There are numerous scriptures – too numerous for us to go through all of them today – that associate the heaven of God’s throne to a mountaintop; but please consider just these few:

Nehemiah 9:13:
You came down also upon Mount Sinai, and spoke with them from heaven, and gave them right judgments, and true laws, good statutes and commandments:

Psalms 144:5:
Bow your heavens, O LORD, and come down: touch the mountains, and they shall smoke
{something like a cloud?}

Isaiah 64:1:
Oh that you would rend the heavens, that you would come down, that the mountains might flow down at your presence,

Isaiah 14:
13: For you
{Heylel: Satan} have said in your heart, “I will ascend into heaven, I will exalt my throne above the stars of God: I will sit also upon the mount of the congregation, in the sides of the north:
14: I will ascend above the heights of the clouds; I will be {like} the Most High.

Hebrews 12:22:
But you are come unto Mount Sion, and unto the city of the living God, the heavenly Jerusalem, and to an innumerable company of angels,

Could it be possible that Jesus took the three disciples, in the vision, through this bright cloud, not just to a high mountain top; but to heaven?

Or, as some of these scriptures imply, that God can temporarily bring some partial representation of heaven down to a high mountain top and that that is where Jesus took the three disciples in vision.
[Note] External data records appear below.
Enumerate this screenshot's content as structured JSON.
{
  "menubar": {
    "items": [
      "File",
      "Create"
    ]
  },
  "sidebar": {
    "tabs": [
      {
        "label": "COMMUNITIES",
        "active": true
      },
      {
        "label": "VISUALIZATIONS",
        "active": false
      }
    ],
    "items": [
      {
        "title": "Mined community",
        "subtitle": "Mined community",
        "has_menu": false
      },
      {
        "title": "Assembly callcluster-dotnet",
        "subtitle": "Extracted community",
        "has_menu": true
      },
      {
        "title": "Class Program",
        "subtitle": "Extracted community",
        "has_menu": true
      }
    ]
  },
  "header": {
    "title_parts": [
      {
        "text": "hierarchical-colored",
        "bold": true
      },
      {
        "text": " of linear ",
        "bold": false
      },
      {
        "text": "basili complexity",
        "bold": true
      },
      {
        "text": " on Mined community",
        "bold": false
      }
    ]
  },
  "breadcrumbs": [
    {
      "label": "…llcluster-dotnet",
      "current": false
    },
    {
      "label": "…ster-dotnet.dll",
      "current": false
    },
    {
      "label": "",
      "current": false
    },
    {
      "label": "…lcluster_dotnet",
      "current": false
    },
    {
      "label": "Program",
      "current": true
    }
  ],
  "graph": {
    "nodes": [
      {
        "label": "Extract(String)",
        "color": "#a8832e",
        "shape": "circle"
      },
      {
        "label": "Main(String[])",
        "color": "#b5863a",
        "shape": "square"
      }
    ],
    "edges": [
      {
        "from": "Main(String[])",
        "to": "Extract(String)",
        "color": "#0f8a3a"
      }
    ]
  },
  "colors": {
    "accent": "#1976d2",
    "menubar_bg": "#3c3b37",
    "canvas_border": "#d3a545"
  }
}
That is what these scriptures suggest to me.  These are wonderful and amazing things for us to contemplate.

3. Who or what was “the Excellent Glory”? 

II Peter 1:16-18 tell us that, in the vision, he (Peter), James and John:
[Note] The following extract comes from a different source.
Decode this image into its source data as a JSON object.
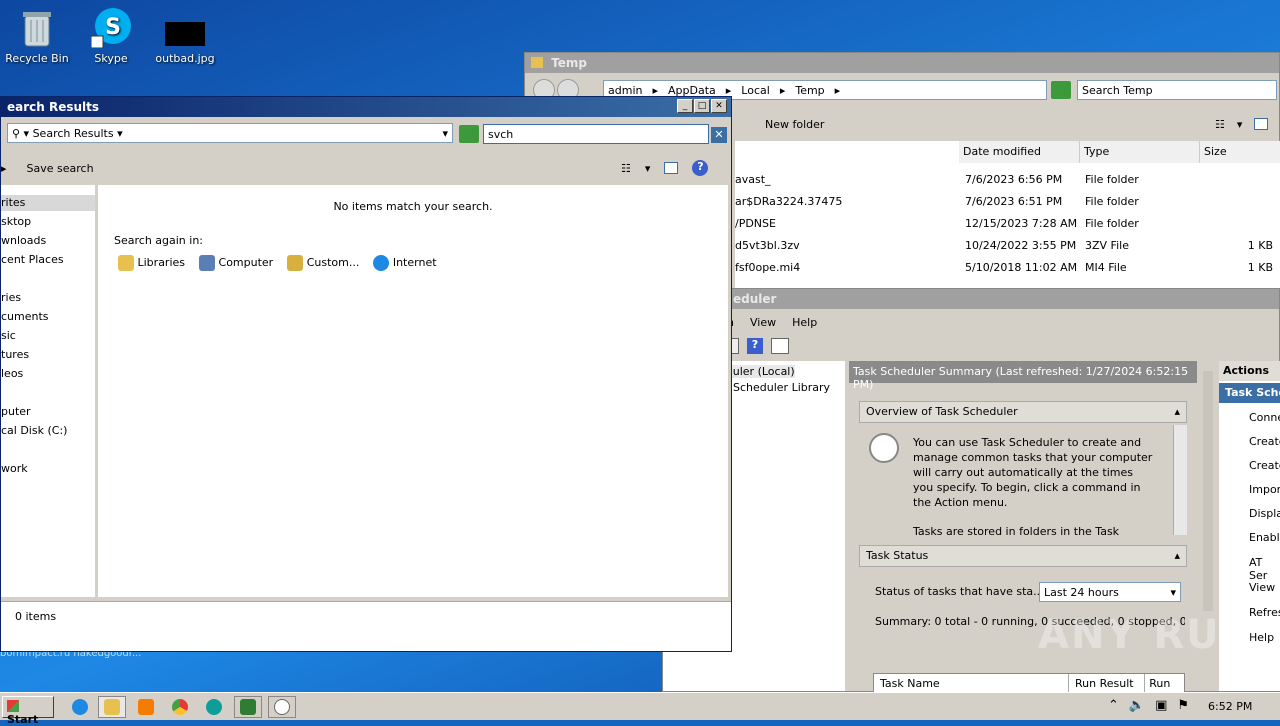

But was it the actual voice of God the Father?  

And again, who or what was “the Excellent Glory”?

The Greek translated as Excellent is Megaloprepes (Strong’s 3169).  It is only found this once in the scriptures.  Its extended Greek meanings include: Befitting a great person, Magnificent, Splendid, Full of Majesty and Majestic.  The word stems from two others Megas and Prepo which are also significant when used separately:

Megas (Strongs 3173) means great.  And it can also mean loud, which is very interesting when applied to God’s voice.  Extended Greek meanings include Greatness:
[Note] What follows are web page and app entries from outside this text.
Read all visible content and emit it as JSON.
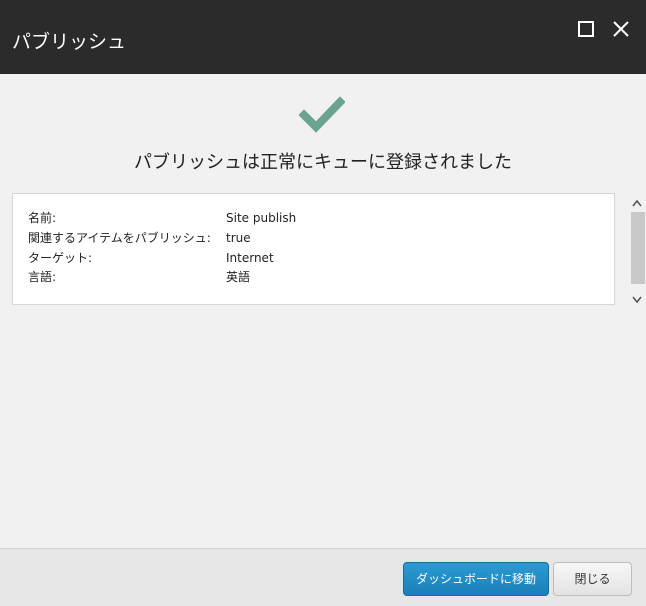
{
  "dialog": {
    "title": "パブリッシュ",
    "maximize_icon": "maximize-icon",
    "close_icon": "close-icon"
  },
  "status": {
    "icon": "checkmark-icon",
    "icon_color": "#6aa38e",
    "message": "パブリッシュは正常にキューに登録されました"
  },
  "details": [
    {
      "label": "名前:",
      "value": "Site publish"
    },
    {
      "label": "関連するアイテムをパブリッシュ:",
      "value": "true"
    },
    {
      "label": "ターゲット:",
      "value": "Internet"
    },
    {
      "label": "言語:",
      "value": "英語"
    }
  ],
  "footer": {
    "primary_label": "ダッシュボードに移動",
    "secondary_label": "閉じる"
  },
  "colors": {
    "titlebar": "#2b2b2b",
    "primary_button": "#1f8cc4"
  }
}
The Greek word Prepo (Strong’s 4241) means to stand out, to be conspicuous, to be eminent, to be comely, becoming, seemly or fit.

These two words when used together tend to double the holiness of the Subject.  The word Glory actually trebles the magnificence of it.

In II Peter 1:17, the word "glory" appears twice and in both cases is translated from the Greek word Doxa (Strong’s 1391), which is translated elsewhere as glorious, honour, praise, dignity and worship.  Its extended Greek meanings include: 

Although all of these terms also apply to Jesus, it would appear that, in this case, “the Excellent Glory” was/is God the Father, and that this was His voice.

But!  It is very important for us to remember that the whole transfiguration experience – including the voice the three disciples heard – was a vision of a future event.  Not “real-time”!   They did not hear the voice of God the Father in “real time”!

It was a vision of a future event (probably toned down for their benefit).  A vision of a future event which will take place at a time when they will be able to withstand what they could not withstand back then as human beings – just as the Israelites weren't able to either.  They too were exceedingly fearful.

At that future event, as resurrected Spirit beings – newly born sons of God the Father – they will be able to withstand seeing the blindingly brilliant appearance of the glorified Jesus, their Elder Brother, in full brightness, and also to be able to hear the thundering voice of God the Father at full volume.

They saw and heard what they did in a God-given vision.  From what we understand, a vision is something like a dream.  In a dream, we might think that we are in another place, we might "hear" somebody talking and we might "see" things happening; but in reality, we are lying in our bed at home and we didn’t really see or hear the things that we dreamt we did.

The bottom line here and the main thing to remember is that the transfiguration vision and experience were not real time, and that the three disciples did not actually hear the voice of God the Father in real time.